Gerrit van der Veer gave a summary of his work as a "travelling salesman in HCI". As computing evolved from interested experts to casual users, the challenge of modeling and designing for a wide variety of users remains. Most users are not interested about "what's inside", as long as it serves their purpose. Context awareness of systems is increasingly important, as is the influence of art and creative disciplines. However, Gerrit emphasized that it remains crucial to maintain a thorough understanding of the user's mental model, the system's technical model, the design rational, and fully understand implicit choices and consequences. Design for users becomes design for people's context, experience and activities. Including emotional, practical, sensual and cognitive aspects to determine functionality, appearance and interaction of systems. Gerrit also pointed out the need for multidisciplinary teams (including theories, techniques, tools, art & craft, industry, etc) and called on academia for a vision of HCI as a design science.
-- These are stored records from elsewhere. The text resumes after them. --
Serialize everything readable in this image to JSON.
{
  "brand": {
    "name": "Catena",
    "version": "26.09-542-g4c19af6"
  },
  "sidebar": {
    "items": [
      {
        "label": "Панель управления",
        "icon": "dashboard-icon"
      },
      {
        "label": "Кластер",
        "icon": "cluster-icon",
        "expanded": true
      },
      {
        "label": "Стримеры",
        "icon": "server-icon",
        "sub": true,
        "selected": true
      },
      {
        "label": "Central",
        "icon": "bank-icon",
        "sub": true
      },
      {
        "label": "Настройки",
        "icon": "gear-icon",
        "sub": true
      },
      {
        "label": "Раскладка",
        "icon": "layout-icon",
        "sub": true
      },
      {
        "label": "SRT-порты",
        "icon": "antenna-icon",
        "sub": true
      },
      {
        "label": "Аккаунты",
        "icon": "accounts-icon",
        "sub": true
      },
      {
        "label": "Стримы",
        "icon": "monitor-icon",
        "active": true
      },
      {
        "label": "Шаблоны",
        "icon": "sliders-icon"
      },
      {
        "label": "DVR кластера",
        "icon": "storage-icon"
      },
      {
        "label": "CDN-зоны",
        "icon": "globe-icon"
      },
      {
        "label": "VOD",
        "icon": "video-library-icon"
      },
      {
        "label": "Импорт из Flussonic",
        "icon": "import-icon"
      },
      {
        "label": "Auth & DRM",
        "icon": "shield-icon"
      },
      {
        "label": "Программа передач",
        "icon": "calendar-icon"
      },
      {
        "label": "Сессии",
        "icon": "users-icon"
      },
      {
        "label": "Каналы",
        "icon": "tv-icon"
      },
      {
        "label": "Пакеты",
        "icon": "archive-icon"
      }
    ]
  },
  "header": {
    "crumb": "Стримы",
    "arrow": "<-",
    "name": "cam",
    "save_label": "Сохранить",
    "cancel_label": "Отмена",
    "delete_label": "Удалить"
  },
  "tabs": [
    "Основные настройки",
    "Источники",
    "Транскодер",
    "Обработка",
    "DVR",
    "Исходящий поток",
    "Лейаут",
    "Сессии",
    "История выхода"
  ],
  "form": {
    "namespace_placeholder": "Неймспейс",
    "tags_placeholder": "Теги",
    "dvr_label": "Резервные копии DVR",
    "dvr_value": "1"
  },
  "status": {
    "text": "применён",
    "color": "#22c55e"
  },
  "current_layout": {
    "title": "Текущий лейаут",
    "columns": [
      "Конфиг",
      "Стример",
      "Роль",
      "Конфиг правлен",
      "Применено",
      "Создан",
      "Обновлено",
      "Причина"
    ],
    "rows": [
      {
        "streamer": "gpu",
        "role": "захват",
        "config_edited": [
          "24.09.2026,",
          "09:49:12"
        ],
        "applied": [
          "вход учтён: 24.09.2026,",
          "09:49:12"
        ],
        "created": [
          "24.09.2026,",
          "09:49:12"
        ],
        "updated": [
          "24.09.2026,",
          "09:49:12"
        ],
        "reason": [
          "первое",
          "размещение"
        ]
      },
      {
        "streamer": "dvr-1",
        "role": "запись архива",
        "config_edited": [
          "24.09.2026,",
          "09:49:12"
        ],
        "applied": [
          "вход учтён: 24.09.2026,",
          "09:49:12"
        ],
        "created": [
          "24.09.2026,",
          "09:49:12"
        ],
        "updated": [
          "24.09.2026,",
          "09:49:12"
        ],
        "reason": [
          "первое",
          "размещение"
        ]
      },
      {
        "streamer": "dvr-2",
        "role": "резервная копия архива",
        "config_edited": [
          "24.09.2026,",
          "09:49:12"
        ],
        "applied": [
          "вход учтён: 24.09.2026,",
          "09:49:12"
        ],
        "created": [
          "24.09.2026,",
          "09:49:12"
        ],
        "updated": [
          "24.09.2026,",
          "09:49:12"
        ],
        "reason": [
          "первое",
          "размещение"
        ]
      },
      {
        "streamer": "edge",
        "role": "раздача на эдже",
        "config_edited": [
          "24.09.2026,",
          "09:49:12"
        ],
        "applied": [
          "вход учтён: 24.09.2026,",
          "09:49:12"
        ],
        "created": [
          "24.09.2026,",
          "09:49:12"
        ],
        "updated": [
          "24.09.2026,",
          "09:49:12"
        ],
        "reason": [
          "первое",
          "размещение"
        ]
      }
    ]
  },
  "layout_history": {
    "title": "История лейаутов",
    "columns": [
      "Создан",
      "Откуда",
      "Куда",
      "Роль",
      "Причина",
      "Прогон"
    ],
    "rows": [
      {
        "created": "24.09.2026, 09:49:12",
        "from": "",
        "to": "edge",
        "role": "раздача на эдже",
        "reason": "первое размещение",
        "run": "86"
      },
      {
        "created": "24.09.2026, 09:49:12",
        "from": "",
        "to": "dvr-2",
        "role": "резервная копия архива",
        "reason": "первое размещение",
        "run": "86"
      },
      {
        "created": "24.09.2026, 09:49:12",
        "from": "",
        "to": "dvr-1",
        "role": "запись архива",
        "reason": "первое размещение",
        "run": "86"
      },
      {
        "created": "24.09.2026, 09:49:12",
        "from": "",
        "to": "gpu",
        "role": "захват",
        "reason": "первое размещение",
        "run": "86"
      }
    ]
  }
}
I guess considering technological developments over the past years, it was not surprising that all speakers referred to the challenge and increasing complexity in the design of interfaces and interactions. Though given the rather academic and traditional HCI background of the event, the recurring reference to design for emotions/feeling and a need for multidisciplinary teams including arts and crafts was good to hear. In the past, the UX and design community often seemed sadly unaware of some of the methods and models of traditional HCI. As business awareness of good design increases, websites grow into complex services, and traditional artifacts become more interactive and connected, the various disciplines finally seem to be coming together. Exciting times ... :-)